Our policy is the right one for us, but it can also be costly. We are often sued in defamation cases around the world based on our users’ content. At any given time, we have upwards of twenty defamation cases pending against us around the globe. This is an inevitable side effect of our policies, and we try to be judicious about our involvement in the cases that we do see. Some cases result in a quick and straightforward judgment, but others require more fact-finding and we often face a choice about what our level of involvement should be. Ideally, we want to spend our resources fighting cases that matter–either because there is a serious risk to the freedom of speech of users who want their content to remain online, or because there is a serious risk to the company or our people. We recognize that we have some power as a host to not only demand a court order before removing content, but also that we can play a part in ensuring a more fair adjudication of some disputes if we are actively involved in a case. We view this as an important role, both for our users and for the values of free speech, especially in cases where important speech issues are at stake and/or there is a very clear differential in power between the complaining party and our user.

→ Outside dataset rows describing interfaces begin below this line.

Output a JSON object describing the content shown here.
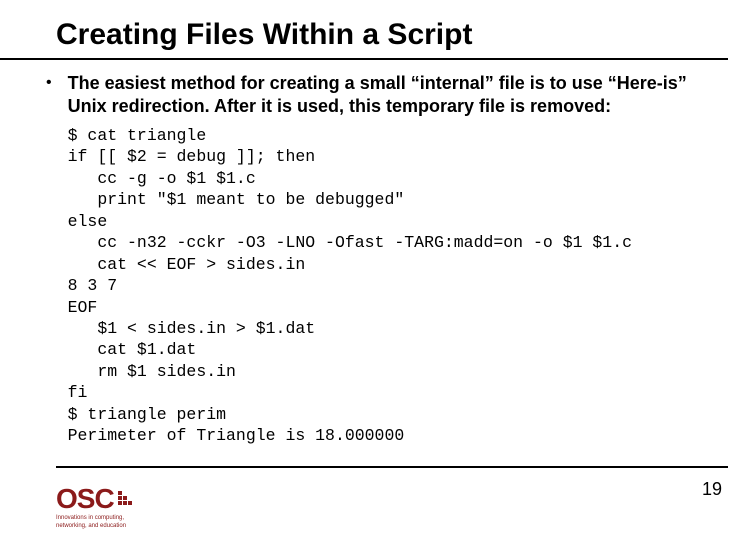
{
  "slide": {
    "title": "Creating Files Within a Script",
    "bullet": "The easiest method for creating a small “internal” file is to use “Here-is” Unix redirection. After it is used, this temporary file is removed:",
    "code": "$ cat triangle\nif [[ $2 = debug ]]; then\n   cc -g -o $1 $1.c\n   print \"$1 meant to be debugged\"\nelse\n   cc -n32 -cckr -O3 -LNO -Ofast -TARG:madd=on -o $1 $1.c\n   cat << EOF > sides.in\n8 3 7\nEOF\n   $1 < sides.in > $1.dat\n   cat $1.dat\n   rm $1 sides.in\nfi\n$ triangle perim\nPerimeter of Triangle is 18.000000",
    "page_number": "19"
  },
  "logo": {
    "text": "OSC",
    "tagline1": "Innovations in computing,",
    "tagline2": "networking, and education"
  }
}
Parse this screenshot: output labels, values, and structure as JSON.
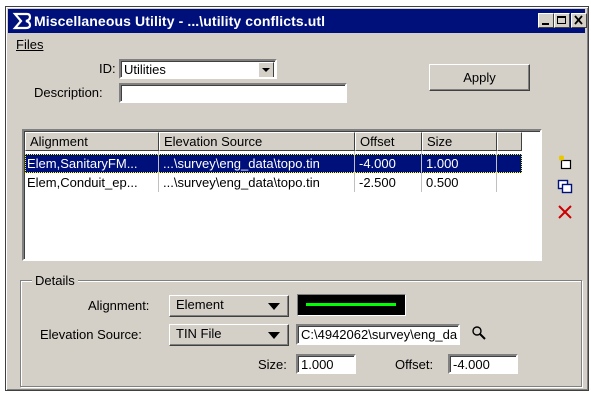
{
  "window": {
    "title": "Miscellaneous Utility - ...\\utility conflicts.utl",
    "app_icon": "bentley-b-icon",
    "controls": [
      "minimize-icon",
      "maximize-icon",
      "close-icon"
    ]
  },
  "menu": {
    "files": "Files"
  },
  "form": {
    "id_label": "ID:",
    "id_value": "Utilities",
    "description_label": "Description:",
    "description_value": "",
    "apply_label": "Apply"
  },
  "table": {
    "columns": [
      "Alignment",
      "Elevation Source",
      "Offset",
      "Size"
    ],
    "rows": [
      {
        "alignment": "Elem,SanitaryFM...",
        "source": "...\\survey\\eng_data\\topo.tin",
        "offset": "-4.000",
        "size": "1.000",
        "selected": true
      },
      {
        "alignment": "Elem,Conduit_ep...",
        "source": "...\\survey\\eng_data\\topo.tin",
        "offset": "-2.500",
        "size": "0.500",
        "selected": false
      }
    ]
  },
  "side_tools": [
    "add-item-icon",
    "copy-item-icon",
    "delete-item-icon"
  ],
  "details": {
    "title": "Details",
    "alignment_label": "Alignment:",
    "alignment_value": "Element",
    "line_color": "#00ff00",
    "elevation_label": "Elevation Source:",
    "elevation_value": "TIN File",
    "path_value": "C:\\4942062\\survey\\eng_da",
    "size_label": "Size:",
    "size_value": "1.000",
    "offset_label": "Offset:",
    "offset_value": "-4.000"
  },
  "colors": {
    "title_bar": "#00107b",
    "selection": "#00107b",
    "face": "#d4d0c8",
    "delete": "#cc0000"
  }
}
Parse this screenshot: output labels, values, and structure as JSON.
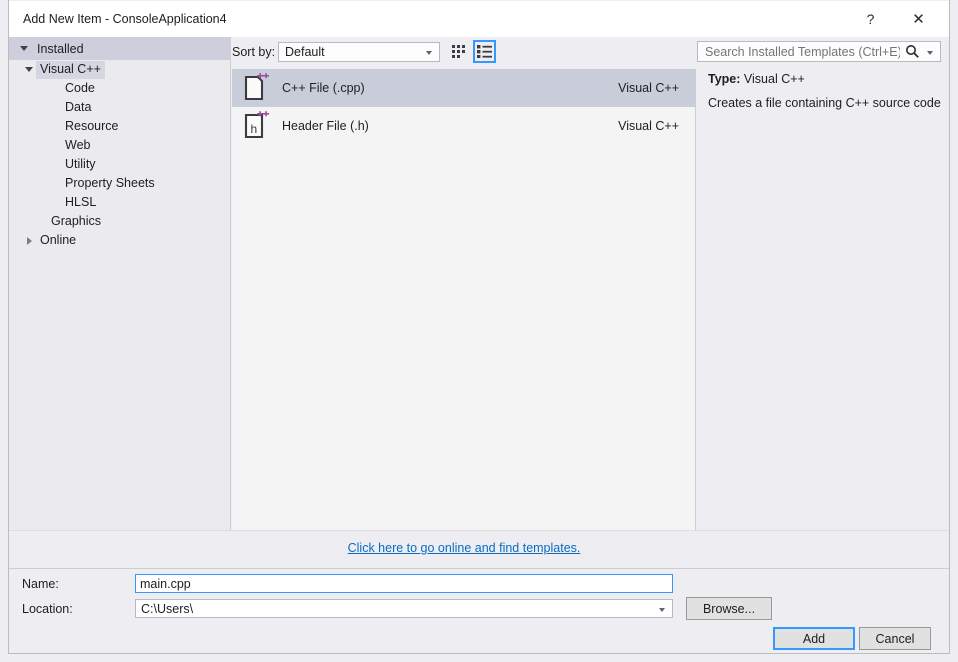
{
  "window": {
    "title": "Add New Item - ConsoleApplication4",
    "help_glyph": "?",
    "close_glyph": "✕"
  },
  "sidebar": {
    "header_label": "Installed",
    "tree": [
      {
        "label": "Visual C++",
        "level": 0,
        "expander": "down",
        "selected": true
      },
      {
        "label": "Code",
        "level": 1,
        "expander": "none",
        "selected": false
      },
      {
        "label": "Data",
        "level": 1,
        "expander": "none",
        "selected": false
      },
      {
        "label": "Resource",
        "level": 1,
        "expander": "none",
        "selected": false
      },
      {
        "label": "Web",
        "level": 1,
        "expander": "none",
        "selected": false
      },
      {
        "label": "Utility",
        "level": 1,
        "expander": "none",
        "selected": false
      },
      {
        "label": "Property Sheets",
        "level": 1,
        "expander": "none",
        "selected": false
      },
      {
        "label": "HLSL",
        "level": 1,
        "expander": "none",
        "selected": false
      },
      {
        "label": "Graphics",
        "level": 2,
        "expander": "none",
        "selected": false
      },
      {
        "label": "Online",
        "level": 0,
        "expander": "right",
        "selected": false
      }
    ]
  },
  "toolbar": {
    "sort_label": "Sort by:",
    "sort_value": "Default",
    "view_grid_name": "medium-icons-view",
    "view_list_name": "list-view",
    "view_list_selected": true
  },
  "templates": {
    "items": [
      {
        "name": "C++ File (.cpp)",
        "origin": "Visual C++",
        "icon": "cpp-file-icon",
        "glyph": "",
        "selected": true
      },
      {
        "name": "Header File (.h)",
        "origin": "Visual C++",
        "icon": "header-file-icon",
        "glyph": "h",
        "selected": false
      }
    ],
    "online_link": "Click here to go online and find templates."
  },
  "search": {
    "placeholder": "Search Installed Templates (Ctrl+E)"
  },
  "details": {
    "type_label": "Type:",
    "type_value": "Visual C++",
    "description": "Creates a file containing C++ source code"
  },
  "fields": {
    "name_label": "Name:",
    "name_value": "main.cpp",
    "location_label": "Location:",
    "location_value": "C:\\Users\\"
  },
  "buttons": {
    "browse": "Browse...",
    "add": "Add",
    "cancel": "Cancel"
  },
  "colors": {
    "dialog_bg": "#eeeef2",
    "sidebar_bg": "#ebebee",
    "installed_header_bg": "#cdcfdd",
    "list_bg": "#f5f4f4",
    "selection_bg": "#c9cdda",
    "accent_blue": "#3399ff",
    "link_blue": "#0a6bc4",
    "icon_purple": "#9b4f9b"
  }
}
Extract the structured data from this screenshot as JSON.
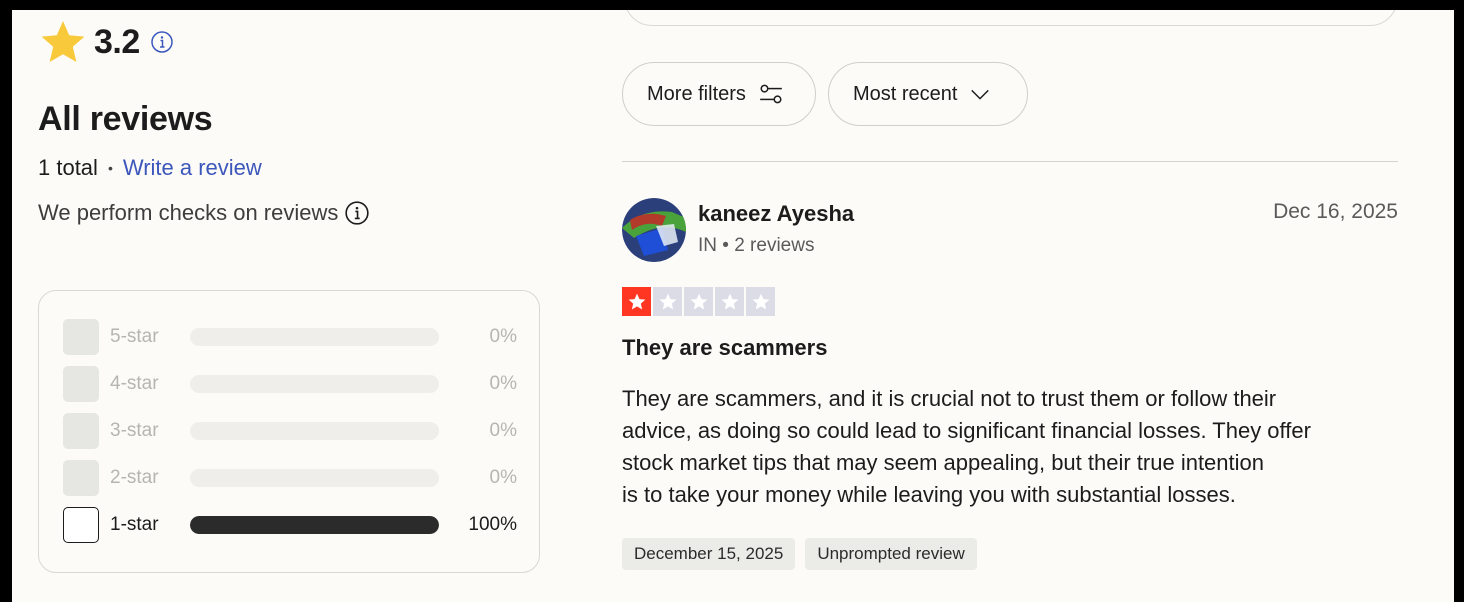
{
  "summary": {
    "rating": "3.2",
    "title": "All reviews",
    "total": "1 total",
    "write_review": "Write a review",
    "checks": "We perform checks on reviews"
  },
  "distribution": [
    {
      "label": "5-star",
      "percent": "0%",
      "fill": 0,
      "active": false
    },
    {
      "label": "4-star",
      "percent": "0%",
      "fill": 0,
      "active": false
    },
    {
      "label": "3-star",
      "percent": "0%",
      "fill": 0,
      "active": false
    },
    {
      "label": "2-star",
      "percent": "0%",
      "fill": 0,
      "active": false
    },
    {
      "label": "1-star",
      "percent": "100%",
      "fill": 1.0,
      "active": true
    }
  ],
  "filters": {
    "more_filters": "More filters",
    "sort": "Most recent"
  },
  "review": {
    "name": "kaneez Ayesha",
    "meta": "IN • 2 reviews",
    "date": "Dec 16, 2025",
    "stars": 1,
    "title": "They are scammers",
    "body_lines": [
      "They are scammers, and it is crucial not to trust them or follow their",
      "advice, as doing so could lead to significant financial losses. They offer",
      "stock market tips that may seem appealing, but their true intention",
      "is to take your money while leaving you with substantial losses."
    ],
    "experience_date": "December 15, 2025",
    "tag": "Unprompted review"
  },
  "colors": {
    "accent_link": "#3c57bc",
    "star_red": "#ff3722",
    "star_gold": "#f8c93a",
    "bar_fill": "#2b2b2b"
  },
  "icons": {
    "rating_star": "star-icon",
    "info": "info-icon",
    "filter": "sliders-icon",
    "sort": "chevron-down-icon"
  }
}
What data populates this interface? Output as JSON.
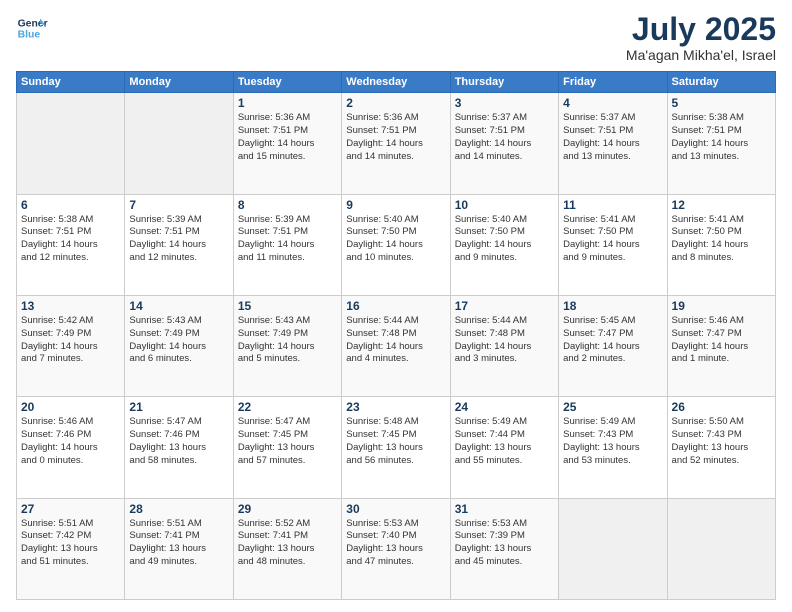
{
  "logo": {
    "line1": "General",
    "line2": "Blue"
  },
  "title": "July 2025",
  "subtitle": "Ma'agan Mikha'el, Israel",
  "days_header": [
    "Sunday",
    "Monday",
    "Tuesday",
    "Wednesday",
    "Thursday",
    "Friday",
    "Saturday"
  ],
  "weeks": [
    [
      {
        "day": "",
        "sunrise": "",
        "sunset": "",
        "daylight": ""
      },
      {
        "day": "",
        "sunrise": "",
        "sunset": "",
        "daylight": ""
      },
      {
        "day": "1",
        "sunrise": "Sunrise: 5:36 AM",
        "sunset": "Sunset: 7:51 PM",
        "daylight": "Daylight: 14 hours and 15 minutes."
      },
      {
        "day": "2",
        "sunrise": "Sunrise: 5:36 AM",
        "sunset": "Sunset: 7:51 PM",
        "daylight": "Daylight: 14 hours and 14 minutes."
      },
      {
        "day": "3",
        "sunrise": "Sunrise: 5:37 AM",
        "sunset": "Sunset: 7:51 PM",
        "daylight": "Daylight: 14 hours and 14 minutes."
      },
      {
        "day": "4",
        "sunrise": "Sunrise: 5:37 AM",
        "sunset": "Sunset: 7:51 PM",
        "daylight": "Daylight: 14 hours and 13 minutes."
      },
      {
        "day": "5",
        "sunrise": "Sunrise: 5:38 AM",
        "sunset": "Sunset: 7:51 PM",
        "daylight": "Daylight: 14 hours and 13 minutes."
      }
    ],
    [
      {
        "day": "6",
        "sunrise": "Sunrise: 5:38 AM",
        "sunset": "Sunset: 7:51 PM",
        "daylight": "Daylight: 14 hours and 12 minutes."
      },
      {
        "day": "7",
        "sunrise": "Sunrise: 5:39 AM",
        "sunset": "Sunset: 7:51 PM",
        "daylight": "Daylight: 14 hours and 12 minutes."
      },
      {
        "day": "8",
        "sunrise": "Sunrise: 5:39 AM",
        "sunset": "Sunset: 7:51 PM",
        "daylight": "Daylight: 14 hours and 11 minutes."
      },
      {
        "day": "9",
        "sunrise": "Sunrise: 5:40 AM",
        "sunset": "Sunset: 7:50 PM",
        "daylight": "Daylight: 14 hours and 10 minutes."
      },
      {
        "day": "10",
        "sunrise": "Sunrise: 5:40 AM",
        "sunset": "Sunset: 7:50 PM",
        "daylight": "Daylight: 14 hours and 9 minutes."
      },
      {
        "day": "11",
        "sunrise": "Sunrise: 5:41 AM",
        "sunset": "Sunset: 7:50 PM",
        "daylight": "Daylight: 14 hours and 9 minutes."
      },
      {
        "day": "12",
        "sunrise": "Sunrise: 5:41 AM",
        "sunset": "Sunset: 7:50 PM",
        "daylight": "Daylight: 14 hours and 8 minutes."
      }
    ],
    [
      {
        "day": "13",
        "sunrise": "Sunrise: 5:42 AM",
        "sunset": "Sunset: 7:49 PM",
        "daylight": "Daylight: 14 hours and 7 minutes."
      },
      {
        "day": "14",
        "sunrise": "Sunrise: 5:43 AM",
        "sunset": "Sunset: 7:49 PM",
        "daylight": "Daylight: 14 hours and 6 minutes."
      },
      {
        "day": "15",
        "sunrise": "Sunrise: 5:43 AM",
        "sunset": "Sunset: 7:49 PM",
        "daylight": "Daylight: 14 hours and 5 minutes."
      },
      {
        "day": "16",
        "sunrise": "Sunrise: 5:44 AM",
        "sunset": "Sunset: 7:48 PM",
        "daylight": "Daylight: 14 hours and 4 minutes."
      },
      {
        "day": "17",
        "sunrise": "Sunrise: 5:44 AM",
        "sunset": "Sunset: 7:48 PM",
        "daylight": "Daylight: 14 hours and 3 minutes."
      },
      {
        "day": "18",
        "sunrise": "Sunrise: 5:45 AM",
        "sunset": "Sunset: 7:47 PM",
        "daylight": "Daylight: 14 hours and 2 minutes."
      },
      {
        "day": "19",
        "sunrise": "Sunrise: 5:46 AM",
        "sunset": "Sunset: 7:47 PM",
        "daylight": "Daylight: 14 hours and 1 minute."
      }
    ],
    [
      {
        "day": "20",
        "sunrise": "Sunrise: 5:46 AM",
        "sunset": "Sunset: 7:46 PM",
        "daylight": "Daylight: 14 hours and 0 minutes."
      },
      {
        "day": "21",
        "sunrise": "Sunrise: 5:47 AM",
        "sunset": "Sunset: 7:46 PM",
        "daylight": "Daylight: 13 hours and 58 minutes."
      },
      {
        "day": "22",
        "sunrise": "Sunrise: 5:47 AM",
        "sunset": "Sunset: 7:45 PM",
        "daylight": "Daylight: 13 hours and 57 minutes."
      },
      {
        "day": "23",
        "sunrise": "Sunrise: 5:48 AM",
        "sunset": "Sunset: 7:45 PM",
        "daylight": "Daylight: 13 hours and 56 minutes."
      },
      {
        "day": "24",
        "sunrise": "Sunrise: 5:49 AM",
        "sunset": "Sunset: 7:44 PM",
        "daylight": "Daylight: 13 hours and 55 minutes."
      },
      {
        "day": "25",
        "sunrise": "Sunrise: 5:49 AM",
        "sunset": "Sunset: 7:43 PM",
        "daylight": "Daylight: 13 hours and 53 minutes."
      },
      {
        "day": "26",
        "sunrise": "Sunrise: 5:50 AM",
        "sunset": "Sunset: 7:43 PM",
        "daylight": "Daylight: 13 hours and 52 minutes."
      }
    ],
    [
      {
        "day": "27",
        "sunrise": "Sunrise: 5:51 AM",
        "sunset": "Sunset: 7:42 PM",
        "daylight": "Daylight: 13 hours and 51 minutes."
      },
      {
        "day": "28",
        "sunrise": "Sunrise: 5:51 AM",
        "sunset": "Sunset: 7:41 PM",
        "daylight": "Daylight: 13 hours and 49 minutes."
      },
      {
        "day": "29",
        "sunrise": "Sunrise: 5:52 AM",
        "sunset": "Sunset: 7:41 PM",
        "daylight": "Daylight: 13 hours and 48 minutes."
      },
      {
        "day": "30",
        "sunrise": "Sunrise: 5:53 AM",
        "sunset": "Sunset: 7:40 PM",
        "daylight": "Daylight: 13 hours and 47 minutes."
      },
      {
        "day": "31",
        "sunrise": "Sunrise: 5:53 AM",
        "sunset": "Sunset: 7:39 PM",
        "daylight": "Daylight: 13 hours and 45 minutes."
      },
      {
        "day": "",
        "sunrise": "",
        "sunset": "",
        "daylight": ""
      },
      {
        "day": "",
        "sunrise": "",
        "sunset": "",
        "daylight": ""
      }
    ]
  ]
}
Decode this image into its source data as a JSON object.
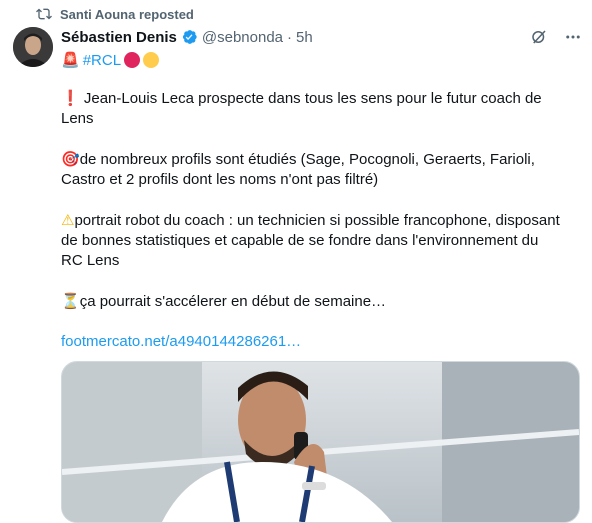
{
  "repost": {
    "text": "Santi Aouna reposted",
    "icon": "repost-icon"
  },
  "author": {
    "name": "Sébastien Denis",
    "handle": "@sebnonda",
    "separator": "·",
    "time": "5h",
    "verified_icon": "verified-badge-icon",
    "avatar_icon": "avatar"
  },
  "header_actions": {
    "grok_icon": "grok-icon",
    "more_icon": "more-icon"
  },
  "tagline": {
    "siren": "🚨",
    "hashtag": "#RCL",
    "circles": [
      "#e0245e",
      "#ffcc4d"
    ]
  },
  "tweet": {
    "p1_emoji": "❗",
    "p1_text": " Jean-Louis Leca prospecte dans tous les sens pour le futur coach de Lens",
    "p2_emoji": "🎯",
    "p2_text": "de nombreux profils sont étudiés (Sage, Pocognoli, Geraerts, Farioli, Castro et 2 profils dont les noms n'ont pas filtré)",
    "p3_emoji": "⚠",
    "p3_text": "portrait robot du coach : un technicien si possible francophone, disposant de bonnes statistiques et capable de se fondre dans l'environnement du RC Lens",
    "p4_emoji": "⏳",
    "p4_text": "ça pourrait s'accélerer en début de semaine…",
    "link": "footmercato.net/a4940144286261…"
  },
  "colors": {
    "accent": "#1d9bf0",
    "secondary_text": "#536471",
    "primary_text": "#0f1419"
  }
}
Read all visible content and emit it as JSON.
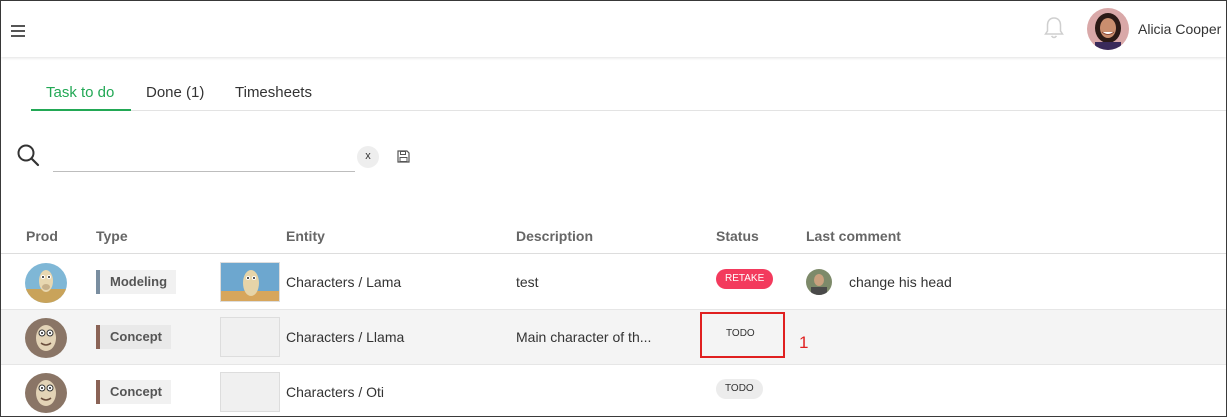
{
  "header": {
    "user_name": "Alicia Cooper",
    "menu_icon": "hamburger-menu-icon",
    "notification_icon": "bell-icon"
  },
  "tabs": [
    {
      "label": "Task to do",
      "active": true
    },
    {
      "label": "Done (1)",
      "active": false
    },
    {
      "label": "Timesheets",
      "active": false
    }
  ],
  "search": {
    "value": "",
    "placeholder": "",
    "clear_label": "x"
  },
  "table": {
    "columns": [
      "Prod",
      "Type",
      "Entity",
      "Description",
      "Status",
      "Last comment"
    ],
    "rows": [
      {
        "type": "Modeling",
        "entity": "Characters / Lama",
        "description": "test",
        "status": "RETAKE",
        "last_comment": "change his head"
      },
      {
        "type": "Concept",
        "entity": "Characters / Llama",
        "description": "Main character of th...",
        "status": "TODO",
        "last_comment": ""
      },
      {
        "type": "Concept",
        "entity": "Characters / Oti",
        "description": "",
        "status": "TODO",
        "last_comment": ""
      }
    ]
  },
  "annotation": {
    "label": "1"
  },
  "colors": {
    "accent": "#22a855",
    "retake": "#f33a5d",
    "annotation": "#e02020",
    "modeling_tag": "#7a8ea0",
    "concept_tag": "#8a6356"
  }
}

In each lawsuit, we ask ourselves a few questions: What is this case about? Does the user want to keep the content to remain online, and could we make a difference on the user’s behalf? What is the blog about? Are there any political or other important speech issues? Is there a potential monetary award against us?
We like to call our rubric for making decisions on when to step in to help defend our users “The Automattic Doctrine”, and the answers to the questions above help us decide how actively participate in the lawsuit. In our experience, the determinative question is most often whether the user wants to be involved in the defense and work with us to keep their ideas and opinions online.
Our approach ultimately puts the decision about whether content is defamatory, or instead, protected speech, in front of the right decision maker: a neutral court of law. Leaving such important decisions to the discretion of Internet hosts is misplaced and tilts the balance in favor of silencing often legitimate voices.
Paul Sieminski is General Counsel at Automattic. Holly Hogan is Associate General Counsel at Automattic.